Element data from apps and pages
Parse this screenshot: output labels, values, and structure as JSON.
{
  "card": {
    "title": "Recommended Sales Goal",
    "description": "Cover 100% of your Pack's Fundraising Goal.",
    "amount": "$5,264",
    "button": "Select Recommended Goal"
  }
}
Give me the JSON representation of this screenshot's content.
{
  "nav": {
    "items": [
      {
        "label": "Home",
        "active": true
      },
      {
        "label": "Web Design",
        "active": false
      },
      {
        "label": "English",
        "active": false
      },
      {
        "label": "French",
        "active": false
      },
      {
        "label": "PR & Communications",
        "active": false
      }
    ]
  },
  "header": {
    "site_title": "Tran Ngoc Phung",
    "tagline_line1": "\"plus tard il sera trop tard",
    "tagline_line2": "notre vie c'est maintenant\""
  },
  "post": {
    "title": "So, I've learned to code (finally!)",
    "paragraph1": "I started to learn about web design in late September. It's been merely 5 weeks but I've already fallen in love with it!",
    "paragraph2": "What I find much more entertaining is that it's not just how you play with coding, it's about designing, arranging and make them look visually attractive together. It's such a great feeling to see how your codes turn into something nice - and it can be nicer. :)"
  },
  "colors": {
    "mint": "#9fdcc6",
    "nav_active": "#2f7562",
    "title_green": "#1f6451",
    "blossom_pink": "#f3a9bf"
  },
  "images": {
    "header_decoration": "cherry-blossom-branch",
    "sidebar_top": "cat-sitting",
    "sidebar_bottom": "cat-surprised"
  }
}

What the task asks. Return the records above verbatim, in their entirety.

The completed task.
Parse this screenshot: output labels, values, and structure as JSON.
{
  "card": {
    "title": "Recommended Sales Goal",
    "description": "Cover 100% of your Pack's Fundraising Goal.",
    "amount": "$5,264",
    "button": "Select Recommended Goal"
  }
}
Give me the JSON representation of this screenshot's content.
{
  "nav": {
    "items": [
      {
        "label": "Home",
        "active": true
      },
      {
        "label": "Web Design",
        "active": false
      },
      {
        "label": "English",
        "active": false
      },
      {
        "label": "French",
        "active": false
      },
      {
        "label": "PR & Communications",
        "active": false
      }
    ]
  },
  "header": {
    "site_title": "Tran Ngoc Phung",
    "tagline_line1": "\"plus tard il sera trop tard",
    "tagline_line2": "notre vie c'est maintenant\""
  },
  "post": {
    "title": "So, I've learned to code (finally!)",
    "paragraph1": "I started to learn about web design in late September. It's been merely 5 weeks but I've already fallen in love with it!",
    "paragraph2": "What I find much more entertaining is that it's not just how you play with coding, it's about designing, arranging and make them look visually attractive together. It's such a great feeling to see how your codes turn into something nice - and it can be nicer. :)"
  },
  "colors": {
    "mint": "#9fdcc6",
    "nav_active": "#2f7562",
    "title_green": "#1f6451",
    "blossom_pink": "#f3a9bf"
  },
  "images": {
    "header_decoration": "cherry-blossom-branch",
    "sidebar_top": "cat-sitting",
    "sidebar_bottom": "cat-surprised"
  }
}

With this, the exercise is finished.